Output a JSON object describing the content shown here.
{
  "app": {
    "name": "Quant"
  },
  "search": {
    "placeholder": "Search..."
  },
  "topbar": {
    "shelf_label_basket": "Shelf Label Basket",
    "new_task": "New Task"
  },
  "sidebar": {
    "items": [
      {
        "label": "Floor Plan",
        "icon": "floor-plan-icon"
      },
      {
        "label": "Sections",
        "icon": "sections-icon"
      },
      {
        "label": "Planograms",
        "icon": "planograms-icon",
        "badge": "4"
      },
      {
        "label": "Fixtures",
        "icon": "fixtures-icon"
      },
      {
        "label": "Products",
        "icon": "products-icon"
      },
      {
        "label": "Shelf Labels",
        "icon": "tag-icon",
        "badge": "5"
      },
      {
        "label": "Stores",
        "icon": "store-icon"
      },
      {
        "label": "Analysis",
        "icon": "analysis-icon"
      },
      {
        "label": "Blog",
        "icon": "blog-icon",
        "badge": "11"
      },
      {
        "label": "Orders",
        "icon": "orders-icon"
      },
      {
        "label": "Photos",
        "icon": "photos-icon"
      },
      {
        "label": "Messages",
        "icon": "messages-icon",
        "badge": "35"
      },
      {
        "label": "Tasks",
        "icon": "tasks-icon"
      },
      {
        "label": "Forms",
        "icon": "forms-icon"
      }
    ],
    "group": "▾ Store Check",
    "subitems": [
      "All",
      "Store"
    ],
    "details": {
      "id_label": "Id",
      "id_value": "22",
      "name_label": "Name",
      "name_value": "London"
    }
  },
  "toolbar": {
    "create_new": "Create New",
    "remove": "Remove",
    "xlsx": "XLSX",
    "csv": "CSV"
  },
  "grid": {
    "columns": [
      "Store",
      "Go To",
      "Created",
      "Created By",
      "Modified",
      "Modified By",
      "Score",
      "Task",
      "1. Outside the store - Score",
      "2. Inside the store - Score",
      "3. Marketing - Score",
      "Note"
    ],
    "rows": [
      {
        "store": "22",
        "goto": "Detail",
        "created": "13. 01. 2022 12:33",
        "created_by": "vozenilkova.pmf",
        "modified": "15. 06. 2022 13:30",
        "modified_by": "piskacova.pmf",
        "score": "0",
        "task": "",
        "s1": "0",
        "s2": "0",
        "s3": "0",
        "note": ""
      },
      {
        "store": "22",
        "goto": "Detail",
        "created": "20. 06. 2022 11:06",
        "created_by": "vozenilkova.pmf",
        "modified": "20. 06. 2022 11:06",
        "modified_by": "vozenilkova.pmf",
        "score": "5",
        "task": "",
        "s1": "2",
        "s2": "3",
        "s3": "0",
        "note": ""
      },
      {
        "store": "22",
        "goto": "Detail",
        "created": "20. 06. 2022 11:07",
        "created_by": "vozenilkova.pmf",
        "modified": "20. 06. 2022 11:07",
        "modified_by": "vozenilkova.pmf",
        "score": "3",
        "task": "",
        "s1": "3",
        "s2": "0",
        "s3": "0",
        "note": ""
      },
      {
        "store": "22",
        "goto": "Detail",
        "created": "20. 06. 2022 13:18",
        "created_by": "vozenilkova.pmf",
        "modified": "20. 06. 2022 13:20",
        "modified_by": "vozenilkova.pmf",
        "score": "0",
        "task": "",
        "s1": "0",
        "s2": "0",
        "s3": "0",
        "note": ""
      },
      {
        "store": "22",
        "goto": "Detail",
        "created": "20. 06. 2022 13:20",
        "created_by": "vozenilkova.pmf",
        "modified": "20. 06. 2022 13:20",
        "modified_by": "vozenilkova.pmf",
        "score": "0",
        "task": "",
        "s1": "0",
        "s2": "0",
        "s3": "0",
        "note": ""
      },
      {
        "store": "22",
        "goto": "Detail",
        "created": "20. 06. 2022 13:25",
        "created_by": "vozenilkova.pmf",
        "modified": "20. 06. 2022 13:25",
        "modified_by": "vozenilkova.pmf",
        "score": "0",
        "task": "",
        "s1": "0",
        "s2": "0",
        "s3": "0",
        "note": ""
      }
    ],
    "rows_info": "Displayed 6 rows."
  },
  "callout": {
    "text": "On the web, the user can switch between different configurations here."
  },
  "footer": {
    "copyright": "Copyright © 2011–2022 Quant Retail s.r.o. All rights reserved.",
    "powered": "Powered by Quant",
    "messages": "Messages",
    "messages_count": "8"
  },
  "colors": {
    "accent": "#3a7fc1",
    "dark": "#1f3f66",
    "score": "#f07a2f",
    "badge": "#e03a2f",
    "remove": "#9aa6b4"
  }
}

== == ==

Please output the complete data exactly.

Response ▸
Output a JSON object describing the content shown here.
{
  "app": {
    "name": "Quant"
  },
  "search": {
    "placeholder": "Search..."
  },
  "topbar": {
    "shelf_label_basket": "Shelf Label Basket",
    "new_task": "New Task"
  },
  "sidebar": {
    "items": [
      {
        "label": "Floor Plan",
        "icon": "floor-plan-icon"
      },
      {
        "label": "Sections",
        "icon": "sections-icon"
      },
      {
        "label": "Planograms",
        "icon": "planograms-icon",
        "badge": "4"
      },
      {
        "label": "Fixtures",
        "icon": "fixtures-icon"
      },
      {
        "label": "Products",
        "icon": "products-icon"
      },
      {
        "label": "Shelf Labels",
        "icon": "tag-icon",
        "badge": "5"
      },
      {
        "label": "Stores",
        "icon": "store-icon"
      },
      {
        "label": "Analysis",
        "icon": "analysis-icon"
      },
      {
        "label": "Blog",
        "icon": "blog-icon",
        "badge": "11"
      },
      {
        "label": "Orders",
        "icon": "orders-icon"
      },
      {
        "label": "Photos",
        "icon": "photos-icon"
      },
      {
        "label": "Messages",
        "icon": "messages-icon",
        "badge": "35"
      },
      {
        "label": "Tasks",
        "icon": "tasks-icon"
      },
      {
        "label": "Forms",
        "icon": "forms-icon"
      }
    ],
    "group": "▾ Store Check",
    "subitems": [
      "All",
      "Store"
    ],
    "details": {
      "id_label": "Id",
      "id_value": "22",
      "name_label": "Name",
      "name_value": "London"
    }
  },
  "toolbar": {
    "create_new": "Create New",
    "remove": "Remove",
    "xlsx": "XLSX",
    "csv": "CSV"
  },
  "grid": {
    "columns": [
      "Store",
      "Go To",
      "Created",
      "Created By",
      "Modified",
      "Modified By",
      "Score",
      "Task",
      "1. Outside the store - Score",
      "2. Inside the store - Score",
      "3. Marketing - Score",
      "Note"
    ],
    "rows": [
      {
        "store": "22",
        "goto": "Detail",
        "created": "13. 01. 2022 12:33",
        "created_by": "vozenilkova.pmf",
        "modified": "15. 06. 2022 13:30",
        "modified_by": "piskacova.pmf",
        "score": "0",
        "task": "",
        "s1": "0",
        "s2": "0",
        "s3": "0",
        "note": ""
      },
      {
        "store": "22",
        "goto": "Detail",
        "created": "20. 06. 2022 11:06",
        "created_by": "vozenilkova.pmf",
        "modified": "20. 06. 2022 11:06",
        "modified_by": "vozenilkova.pmf",
        "score": "5",
        "task": "",
        "s1": "2",
        "s2": "3",
        "s3": "0",
        "note": ""
      },
      {
        "store": "22",
        "goto": "Detail",
        "created": "20. 06. 2022 11:07",
        "created_by": "vozenilkova.pmf",
        "modified": "20. 06. 2022 11:07",
        "modified_by": "vozenilkova.pmf",
        "score": "3",
        "task": "",
        "s1": "3",
        "s2": "0",
        "s3": "0",
        "note": ""
      },
      {
        "store": "22",
        "goto": "Detail",
        "created": "20. 06. 2022 13:18",
        "created_by": "vozenilkova.pmf",
        "modified": "20. 06. 2022 13:20",
        "modified_by": "vozenilkova.pmf",
        "score": "0",
        "task": "",
        "s1": "0",
        "s2": "0",
        "s3": "0",
        "note": ""
      },
      {
        "store": "22",
        "goto": "Detail",
        "created": "20. 06. 2022 13:20",
        "created_by": "vozenilkova.pmf",
        "modified": "20. 06. 2022 13:20",
        "modified_by": "vozenilkova.pmf",
        "score": "0",
        "task": "",
        "s1": "0",
        "s2": "0",
        "s3": "0",
        "note": ""
      },
      {
        "store": "22",
        "goto": "Detail",
        "created": "20. 06. 2022 13:25",
        "created_by": "vozenilkova.pmf",
        "modified": "20. 06. 2022 13:25",
        "modified_by": "vozenilkova.pmf",
        "score": "0",
        "task": "",
        "s1": "0",
        "s2": "0",
        "s3": "0",
        "note": ""
      }
    ],
    "rows_info": "Displayed 6 rows."
  },
  "callout": {
    "text": "On the web, the user can switch between different configurations here."
  },
  "footer": {
    "copyright": "Copyright © 2011–2022 Quant Retail s.r.o. All rights reserved.",
    "powered": "Powered by Quant",
    "messages": "Messages",
    "messages_count": "8"
  },
  "colors": {
    "accent": "#3a7fc1",
    "dark": "#1f3f66",
    "score": "#f07a2f",
    "badge": "#e03a2f",
    "remove": "#9aa6b4"
  }
}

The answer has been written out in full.